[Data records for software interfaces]
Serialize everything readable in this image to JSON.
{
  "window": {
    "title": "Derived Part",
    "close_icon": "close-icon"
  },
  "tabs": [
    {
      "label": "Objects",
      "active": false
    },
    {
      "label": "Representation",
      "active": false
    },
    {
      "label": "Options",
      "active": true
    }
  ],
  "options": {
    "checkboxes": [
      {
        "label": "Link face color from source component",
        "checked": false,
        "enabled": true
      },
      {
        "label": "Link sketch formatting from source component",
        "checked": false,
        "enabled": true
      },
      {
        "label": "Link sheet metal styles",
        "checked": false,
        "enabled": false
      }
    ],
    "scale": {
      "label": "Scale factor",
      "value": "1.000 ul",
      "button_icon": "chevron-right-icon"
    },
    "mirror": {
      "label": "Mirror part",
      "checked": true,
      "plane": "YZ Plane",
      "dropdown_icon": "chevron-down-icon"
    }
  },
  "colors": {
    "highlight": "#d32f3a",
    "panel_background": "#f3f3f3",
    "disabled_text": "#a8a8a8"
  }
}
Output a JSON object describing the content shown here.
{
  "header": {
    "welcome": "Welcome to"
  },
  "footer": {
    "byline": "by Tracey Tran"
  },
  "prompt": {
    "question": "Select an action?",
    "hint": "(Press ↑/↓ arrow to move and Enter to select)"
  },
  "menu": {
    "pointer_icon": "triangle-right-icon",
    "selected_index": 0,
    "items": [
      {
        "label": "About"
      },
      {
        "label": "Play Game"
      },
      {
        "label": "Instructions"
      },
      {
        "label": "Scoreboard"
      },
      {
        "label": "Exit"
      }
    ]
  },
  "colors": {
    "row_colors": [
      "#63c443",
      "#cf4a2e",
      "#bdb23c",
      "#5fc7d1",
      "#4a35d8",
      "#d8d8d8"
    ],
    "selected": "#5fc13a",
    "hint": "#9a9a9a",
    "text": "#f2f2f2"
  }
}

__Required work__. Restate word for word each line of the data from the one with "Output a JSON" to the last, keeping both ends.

__Result of the task__.
Output a JSON object describing the content shown here.
{
  "header": {
    "welcome": "Welcome to"
  },
  "footer": {
    "byline": "by Tracey Tran"
  },
  "prompt": {
    "question": "Select an action?",
    "hint": "(Press ↑/↓ arrow to move and Enter to select)"
  },
  "menu": {
    "pointer_icon": "triangle-right-icon",
    "selected_index": 0,
    "items": [
      {
        "label": "About"
      },
      {
        "label": "Play Game"
      },
      {
        "label": "Instructions"
      },
      {
        "label": "Scoreboard"
      },
      {
        "label": "Exit"
      }
    ]
  },
  "colors": {
    "row_colors": [
      "#63c443",
      "#cf4a2e",
      "#bdb23c",
      "#5fc7d1",
      "#4a35d8",
      "#d8d8d8"
    ],
    "selected": "#5fc13a",
    "hint": "#9a9a9a",
    "text": "#f2f2f2"
  }
}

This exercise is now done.